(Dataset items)
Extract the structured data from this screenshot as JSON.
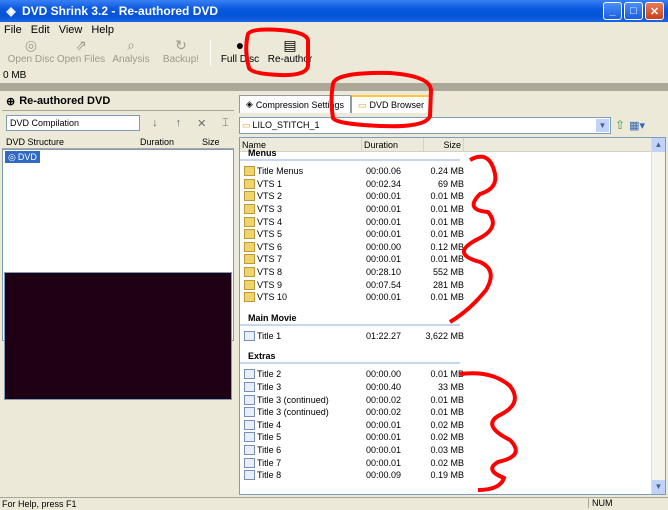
{
  "window": {
    "title": "DVD Shrink 3.2 - Re-authored DVD"
  },
  "menu": [
    "File",
    "Edit",
    "View",
    "Help"
  ],
  "toolbar": [
    {
      "label": "Open Disc",
      "icon": "disc-icon"
    },
    {
      "label": "Open Files",
      "icon": "open-files-icon"
    },
    {
      "label": "Analysis",
      "icon": "analysis-icon"
    },
    {
      "label": "Backup!",
      "icon": "backup-icon"
    },
    {
      "label": "Full Disc",
      "icon": "full-disc-icon"
    },
    {
      "label": "Re-author",
      "icon": "re-author-icon"
    }
  ],
  "size_indicator": "0 MB",
  "left": {
    "header": "Re-authored DVD",
    "compilation_name": "DVD Compilation",
    "columns": [
      "DVD Structure",
      "Duration",
      "Size"
    ],
    "tree_root": "DVD"
  },
  "tabs": [
    "Compression Settings",
    "DVD Browser"
  ],
  "browser": {
    "path": "LILO_STITCH_1",
    "columns": [
      "Name",
      "Duration",
      "Size"
    ],
    "sections": [
      {
        "title": "Menus",
        "rows": [
          {
            "name": "Title Menus",
            "duration": "00:00.06",
            "size": "0.24 MB",
            "icon": "folder"
          },
          {
            "name": "VTS 1",
            "duration": "00:02.34",
            "size": "69 MB",
            "icon": "folder"
          },
          {
            "name": "VTS 2",
            "duration": "00:00.01",
            "size": "0.01 MB",
            "icon": "folder"
          },
          {
            "name": "VTS 3",
            "duration": "00:00.01",
            "size": "0.01 MB",
            "icon": "folder"
          },
          {
            "name": "VTS 4",
            "duration": "00:00.01",
            "size": "0.01 MB",
            "icon": "folder"
          },
          {
            "name": "VTS 5",
            "duration": "00:00.01",
            "size": "0.01 MB",
            "icon": "folder"
          },
          {
            "name": "VTS 6",
            "duration": "00:00.00",
            "size": "0.12 MB",
            "icon": "folder"
          },
          {
            "name": "VTS 7",
            "duration": "00:00.01",
            "size": "0.01 MB",
            "icon": "folder"
          },
          {
            "name": "VTS 8",
            "duration": "00:28.10",
            "size": "552 MB",
            "icon": "folder"
          },
          {
            "name": "VTS 9",
            "duration": "00:07.54",
            "size": "281 MB",
            "icon": "folder"
          },
          {
            "name": "VTS 10",
            "duration": "00:00.01",
            "size": "0.01 MB",
            "icon": "folder"
          }
        ]
      },
      {
        "title": "Main Movie",
        "rows": [
          {
            "name": "Title 1",
            "duration": "01:22.27",
            "size": "3,622 MB",
            "icon": "doc"
          }
        ]
      },
      {
        "title": "Extras",
        "rows": [
          {
            "name": "Title 2",
            "duration": "00:00.00",
            "size": "0.01 MB",
            "icon": "doc"
          },
          {
            "name": "Title 3",
            "duration": "00:00.40",
            "size": "33 MB",
            "icon": "doc"
          },
          {
            "name": "Title 3 (continued)",
            "duration": "00:00.02",
            "size": "0.01 MB",
            "icon": "doc"
          },
          {
            "name": "Title 3 (continued)",
            "duration": "00:00.02",
            "size": "0.01 MB",
            "icon": "doc"
          },
          {
            "name": "Title 4",
            "duration": "00:00.01",
            "size": "0.02 MB",
            "icon": "doc"
          },
          {
            "name": "Title 5",
            "duration": "00:00.01",
            "size": "0.02 MB",
            "icon": "doc"
          },
          {
            "name": "Title 6",
            "duration": "00:00.01",
            "size": "0.03 MB",
            "icon": "doc"
          },
          {
            "name": "Title 7",
            "duration": "00:00.01",
            "size": "0.02 MB",
            "icon": "doc"
          },
          {
            "name": "Title 8",
            "duration": "00:00.09",
            "size": "0.19 MB",
            "icon": "doc"
          }
        ]
      }
    ]
  },
  "status": {
    "help": "For Help, press F1",
    "num": "NUM"
  },
  "colors": {
    "annotation": "#ff0000",
    "title_bar": "#0a5ae0",
    "video_bg": "#1e0014"
  }
}
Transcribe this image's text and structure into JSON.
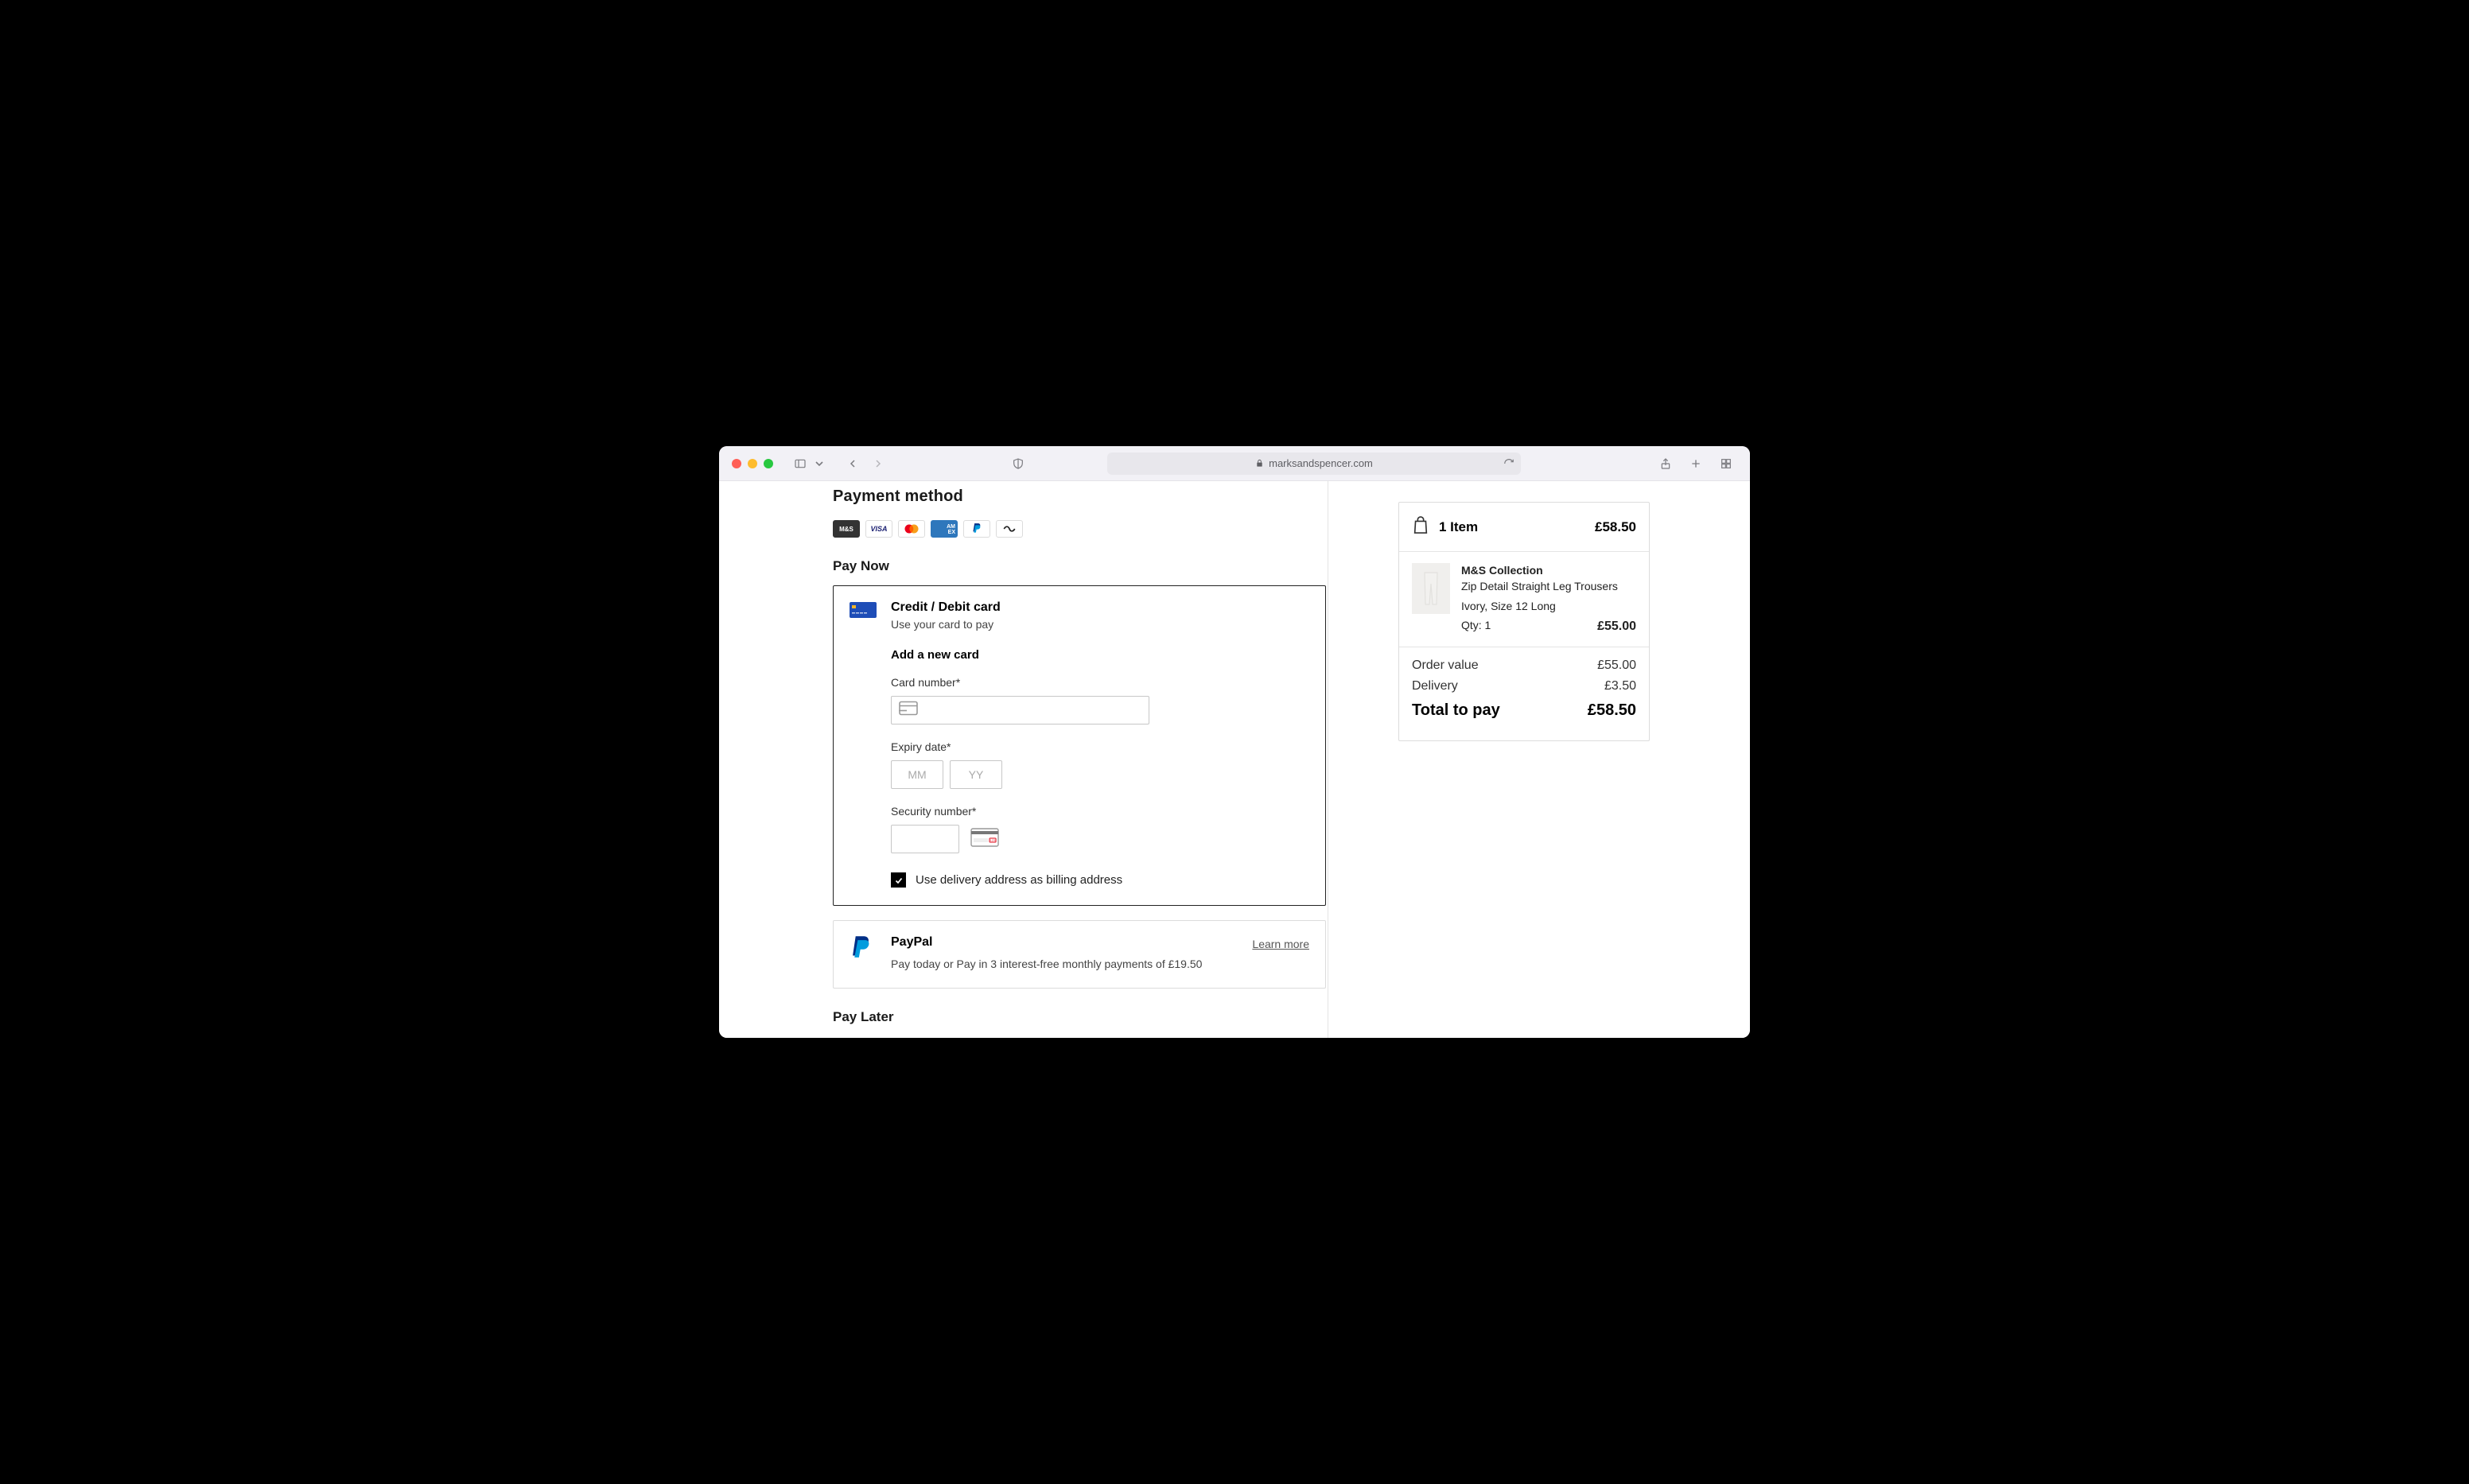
{
  "browser": {
    "url": "marksandspencer.com"
  },
  "payment": {
    "heading": "Payment method",
    "pay_now_heading": "Pay Now",
    "pay_later_heading": "Pay Later",
    "icons": {
      "ms": "M&S",
      "visa": "VISA",
      "amex": "AM\nEX"
    },
    "card_option": {
      "title": "Credit / Debit card",
      "desc": "Use your card to pay",
      "form": {
        "heading": "Add a new card",
        "card_number_label": "Card number*",
        "expiry_label": "Expiry date*",
        "mm_placeholder": "MM",
        "yy_placeholder": "YY",
        "security_label": "Security number*",
        "billing_checkbox_label": "Use delivery address as billing address"
      }
    },
    "paypal_option": {
      "title": "PayPal",
      "learn_more": "Learn more",
      "desc": "Pay today or Pay in 3 interest-free monthly payments of £19.50"
    }
  },
  "summary": {
    "header_text": "1 Item",
    "header_price": "£58.50",
    "item": {
      "brand": "M&S Collection",
      "name": "Zip Detail Straight Leg Trousers",
      "variant": "Ivory, Size 12 Long",
      "qty": "Qty: 1",
      "price": "£55.00"
    },
    "order_value_label": "Order value",
    "order_value": "£55.00",
    "delivery_label": "Delivery",
    "delivery": "£3.50",
    "total_label": "Total to pay",
    "total": "£58.50"
  }
}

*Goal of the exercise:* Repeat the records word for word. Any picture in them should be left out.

*Task solution:*
Extract the structured data from this screenshot as JSON.
{
  "window": {
    "title": "DVD Shrink 3.2 - Re-authored DVD"
  },
  "menu": [
    "File",
    "Edit",
    "View",
    "Help"
  ],
  "toolbar": [
    {
      "label": "Open Disc",
      "icon": "disc-icon"
    },
    {
      "label": "Open Files",
      "icon": "open-files-icon"
    },
    {
      "label": "Analysis",
      "icon": "analysis-icon"
    },
    {
      "label": "Backup!",
      "icon": "backup-icon"
    },
    {
      "label": "Full Disc",
      "icon": "full-disc-icon"
    },
    {
      "label": "Re-author",
      "icon": "re-author-icon"
    }
  ],
  "size_indicator": "0 MB",
  "left": {
    "header": "Re-authored DVD",
    "compilation_name": "DVD Compilation",
    "columns": [
      "DVD Structure",
      "Duration",
      "Size"
    ],
    "tree_root": "DVD"
  },
  "tabs": [
    "Compression Settings",
    "DVD Browser"
  ],
  "browser": {
    "path": "LILO_STITCH_1",
    "columns": [
      "Name",
      "Duration",
      "Size"
    ],
    "sections": [
      {
        "title": "Menus",
        "rows": [
          {
            "name": "Title Menus",
            "duration": "00:00.06",
            "size": "0.24 MB",
            "icon": "folder"
          },
          {
            "name": "VTS 1",
            "duration": "00:02.34",
            "size": "69 MB",
            "icon": "folder"
          },
          {
            "name": "VTS 2",
            "duration": "00:00.01",
            "size": "0.01 MB",
            "icon": "folder"
          },
          {
            "name": "VTS 3",
            "duration": "00:00.01",
            "size": "0.01 MB",
            "icon": "folder"
          },
          {
            "name": "VTS 4",
            "duration": "00:00.01",
            "size": "0.01 MB",
            "icon": "folder"
          },
          {
            "name": "VTS 5",
            "duration": "00:00.01",
            "size": "0.01 MB",
            "icon": "folder"
          },
          {
            "name": "VTS 6",
            "duration": "00:00.00",
            "size": "0.12 MB",
            "icon": "folder"
          },
          {
            "name": "VTS 7",
            "duration": "00:00.01",
            "size": "0.01 MB",
            "icon": "folder"
          },
          {
            "name": "VTS 8",
            "duration": "00:28.10",
            "size": "552 MB",
            "icon": "folder"
          },
          {
            "name": "VTS 9",
            "duration": "00:07.54",
            "size": "281 MB",
            "icon": "folder"
          },
          {
            "name": "VTS 10",
            "duration": "00:00.01",
            "size": "0.01 MB",
            "icon": "folder"
          }
        ]
      },
      {
        "title": "Main Movie",
        "rows": [
          {
            "name": "Title 1",
            "duration": "01:22.27",
            "size": "3,622 MB",
            "icon": "doc"
          }
        ]
      },
      {
        "title": "Extras",
        "rows": [
          {
            "name": "Title 2",
            "duration": "00:00.00",
            "size": "0.01 MB",
            "icon": "doc"
          },
          {
            "name": "Title 3",
            "duration": "00:00.40",
            "size": "33 MB",
            "icon": "doc"
          },
          {
            "name": "Title 3 (continued)",
            "duration": "00:00.02",
            "size": "0.01 MB",
            "icon": "doc"
          },
          {
            "name": "Title 3 (continued)",
            "duration": "00:00.02",
            "size": "0.01 MB",
            "icon": "doc"
          },
          {
            "name": "Title 4",
            "duration": "00:00.01",
            "size": "0.02 MB",
            "icon": "doc"
          },
          {
            "name": "Title 5",
            "duration": "00:00.01",
            "size": "0.02 MB",
            "icon": "doc"
          },
          {
            "name": "Title 6",
            "duration": "00:00.01",
            "size": "0.03 MB",
            "icon": "doc"
          },
          {
            "name": "Title 7",
            "duration": "00:00.01",
            "size": "0.02 MB",
            "icon": "doc"
          },
          {
            "name": "Title 8",
            "duration": "00:00.09",
            "size": "0.19 MB",
            "icon": "doc"
          }
        ]
      }
    ]
  },
  "status": {
    "help": "For Help, press F1",
    "num": "NUM"
  },
  "colors": {
    "annotation": "#ff0000",
    "title_bar": "#0a5ae0",
    "video_bg": "#1e0014"
  }
}
Transcribe this image's text and structure into JSON.
{
  "browser": {
    "url": "marksandspencer.com"
  },
  "payment": {
    "heading": "Payment method",
    "pay_now_heading": "Pay Now",
    "pay_later_heading": "Pay Later",
    "icons": {
      "ms": "M&S",
      "visa": "VISA",
      "amex": "AM\nEX"
    },
    "card_option": {
      "title": "Credit / Debit card",
      "desc": "Use your card to pay",
      "form": {
        "heading": "Add a new card",
        "card_number_label": "Card number*",
        "expiry_label": "Expiry date*",
        "mm_placeholder": "MM",
        "yy_placeholder": "YY",
        "security_label": "Security number*",
        "billing_checkbox_label": "Use delivery address as billing address"
      }
    },
    "paypal_option": {
      "title": "PayPal",
      "learn_more": "Learn more",
      "desc": "Pay today or Pay in 3 interest-free monthly payments of £19.50"
    }
  },
  "summary": {
    "header_text": "1 Item",
    "header_price": "£58.50",
    "item": {
      "brand": "M&S Collection",
      "name": "Zip Detail Straight Leg Trousers",
      "variant": "Ivory, Size 12 Long",
      "qty": "Qty: 1",
      "price": "£55.00"
    },
    "order_value_label": "Order value",
    "order_value": "£55.00",
    "delivery_label": "Delivery",
    "delivery": "£3.50",
    "total_label": "Total to pay",
    "total": "£58.50"
  }
}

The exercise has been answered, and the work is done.